Digitalisation in context

Digitalisation for manufacturers might mean increasing automation on the production line, investing in robotics, expanding ERP capabilities or implementing business intelligence tools to analyse and contextualise insights from across the organisation. For many, Industry 4.0, or the fourth industrial revolution, is also making its way onto the boardroom agenda, as executives look at the convergence of data, computational power, analytics and connectivity to deliver unprecedented levels of automation. But with so many business priorities all vying for investment, and an abundance of solutions all promising to deliver value, what is the right approach?

It’s important not to become overwhelmed by digitalisation and embark upon ambitious programmes purely for technology’s sake. If you’re a small but fast-growing SME in particular, there’s little point prioritising an Industry 4.0 focused strategy and investing in sensors across the factory if the back office is fragmented and reliant upon lots of manual processes, and systems aren’t capable of analysing the sensor-generated data.

By taking a step-by-step approach, with a focus on effectively gathering and using timely, accurate business information, manufacturers can optimise basic processes while benefiting from the levels of control and visibility that are necessary for growth. Incorporating seemingly mundane yet vital functions into business-wide IT systems enables a manufacturer to build a comprehensive picture of their operation and processes, with precise data at their fingertips. It’s only with this level of insight and control that manufacturers can expect faster, more effective decision-making, increased agility and, ultimately, continued growth.

Keeping focused on goals

By considering the goals they’re trying to achieve, manufacturers can choose the best-fit technology accordingly, digitalising different areas of the business at the right time to achieve the ultimate goal of increased productivity and profitability.

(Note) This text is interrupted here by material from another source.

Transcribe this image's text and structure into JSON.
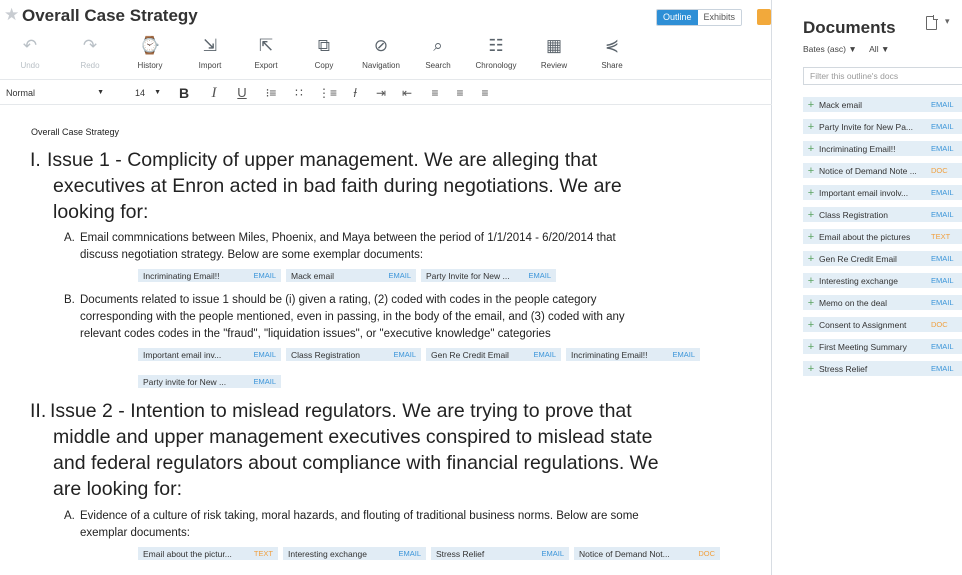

By taking a step-by-step approach, with a focus on effectively gathering and using timely, accurate business information, manufacturers can optimise basic processes while benefiting from the levels of control and visibility that are necessary for growth. Incorporating seemingly mundane yet vital functions into business-wide IT systems enables a manufacturer to build a comprehensive picture of their operation and processes, with precise data at their fingertips. It’s only with this level of insight and control that manufacturers can expect faster, more effective decision-making, increased agility and, ultimately, continued growth.

Moving all or part of their infrastructure to the Cloud is an approach many have already taken. With benefits spanning low total cost of ownership, reliability and security, flexibility and ease of upgrades, many manufacturers are turning to the Cloud for a robust platform as the primary building block in their digitalisation strategies, effectively getting their house in order before regrouping and prioritising where to channel technology investment in the coming years.

Collaborative working is another key area where digitalisation can facilitate value. Bringing together data and insights from across the business leads to a slicker, more consolidated approach, capitalising on greater visibility when it comes to making decisions and drive improvements to the bottom line. Taking this visibility a step further, technology can improve the flow of information with suppliers and customers to deliver improvements to demand planning and forecasting.

The value delivered by these two areas alone can be substantial, delivering efficiencies and fostering closer relationships with customers. Against this backdrop, further digital-focused improvements can then be considered.

A digital age

There’s little doubt that we are in the throes of a new age of manufacturing. Digitalisation is more than a buzzword and represents the catalyst for manufacturers to re-invent themselves in preparation for the digital economy we all reside in. What’s important is that manufacturers establish a realistic, business-specific digital strategy which is designed to support their individual business goals. One size does not fit all, and a targeted, incremental approach will come to represent best practice for successful digitalisation in a volatile environment.